- Task goal:
Nothing but the text of the records belongs in your answer: repeat all of it exactly and leave out the images.

- Data:
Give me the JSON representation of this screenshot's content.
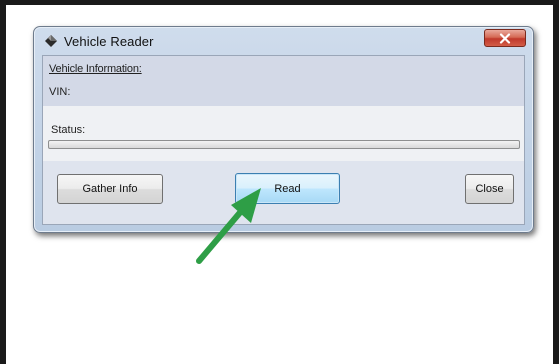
{
  "window": {
    "title": "Vehicle Reader"
  },
  "info": {
    "section_label": "Vehicle Information:",
    "vin_label": "VIN:"
  },
  "status": {
    "label": "Status:",
    "progress_percent": 0
  },
  "buttons": {
    "gather_label": "Gather Info",
    "read_label": "Read",
    "close_label": "Close"
  },
  "annotation": {
    "arrow_color": "#2e9e46",
    "points_to": "Read"
  },
  "colors": {
    "close_button": "#c0392b",
    "read_button_border": "#3c7fb1"
  }
}
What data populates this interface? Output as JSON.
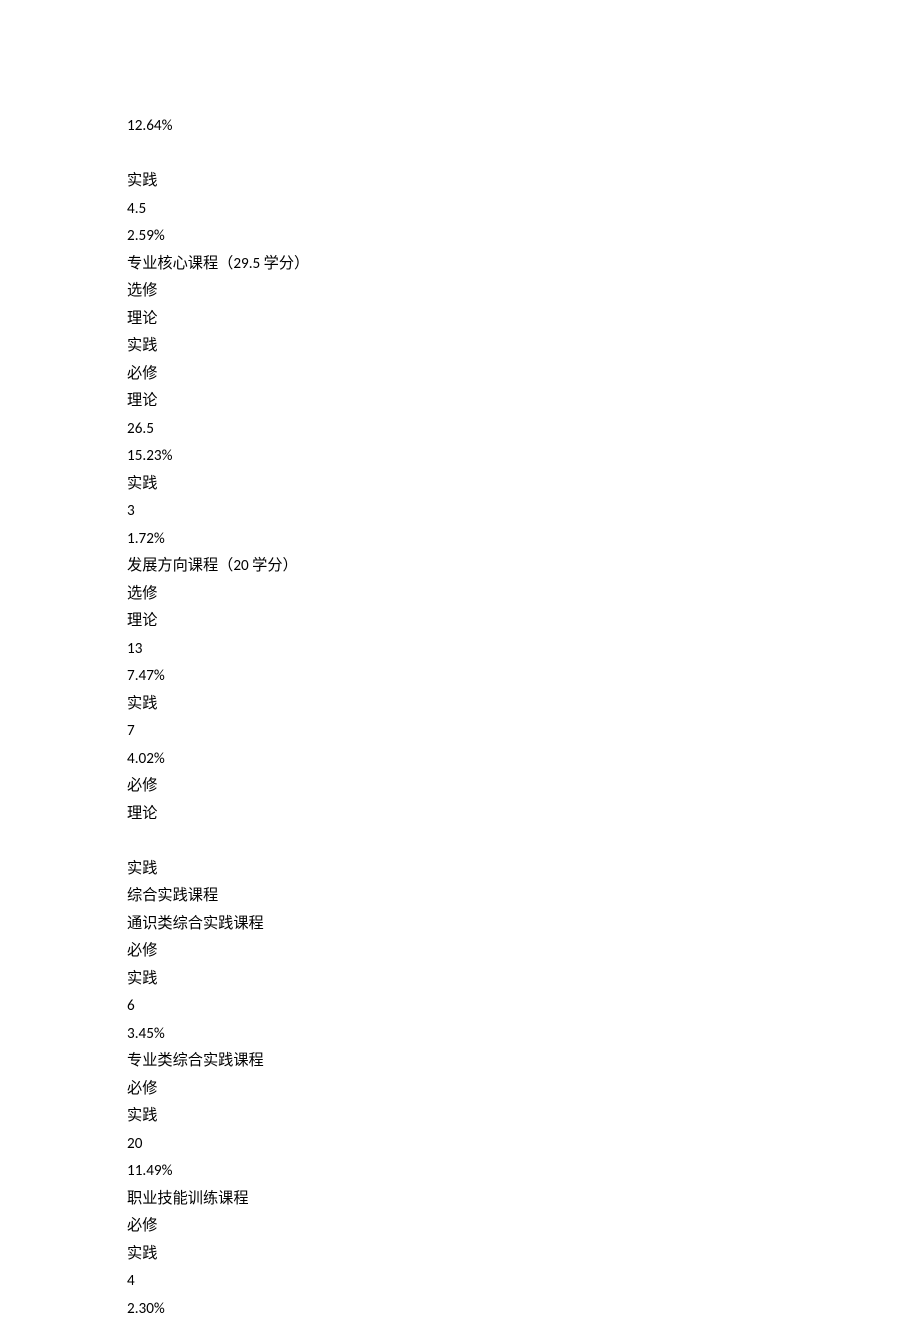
{
  "lines": [
    "12.64%",
    "",
    "实践",
    "4.5",
    "2.59%",
    "专业核心课程（29.5 学分）",
    "选修",
    "理论",
    "实践",
    "必修",
    "理论",
    "26.5",
    "15.23%",
    "实践",
    "3",
    "1.72%",
    "发展方向课程（20 学分）",
    "选修",
    "理论",
    "13",
    "7.47%",
    "实践",
    "7",
    "4.02%",
    "必修",
    "理论",
    "",
    "实践",
    "综合实践课程",
    "通识类综合实践课程",
    "必修",
    "实践",
    "6",
    "3.45%",
    "专业类综合实践课程",
    "必修",
    "实践",
    "20",
    "11.49%",
    "职业技能训练课程",
    "必修",
    "实践",
    "4",
    "2.30%"
  ]
}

- Solution to this problem:
Give me the JSON representation of this screenshot's content.
{
  "window": {
    "title": "Vehicle Reader"
  },
  "info": {
    "section_label": "Vehicle Information:",
    "vin_label": "VIN:"
  },
  "status": {
    "label": "Status:",
    "progress_percent": 0
  },
  "buttons": {
    "gather_label": "Gather Info",
    "read_label": "Read",
    "close_label": "Close"
  },
  "annotation": {
    "arrow_color": "#2e9e46",
    "points_to": "Read"
  },
  "colors": {
    "close_button": "#c0392b",
    "read_button_border": "#3c7fb1"
  }
}
What data populates this interface? Output as JSON.
{
  "lines": [
    "12.64%",
    "",
    "实践",
    "4.5",
    "2.59%",
    "专业核心课程（29.5 学分）",
    "选修",
    "理论",
    "实践",
    "必修",
    "理论",
    "26.5",
    "15.23%",
    "实践",
    "3",
    "1.72%",
    "发展方向课程（20 学分）",
    "选修",
    "理论",
    "13",
    "7.47%",
    "实践",
    "7",
    "4.02%",
    "必修",
    "理论",
    "",
    "实践",
    "综合实践课程",
    "通识类综合实践课程",
    "必修",
    "实践",
    "6",
    "3.45%",
    "专业类综合实践课程",
    "必修",
    "实践",
    "20",
    "11.49%",
    "职业技能训练课程",
    "必修",
    "实践",
    "4",
    "2.30%"
  ]
}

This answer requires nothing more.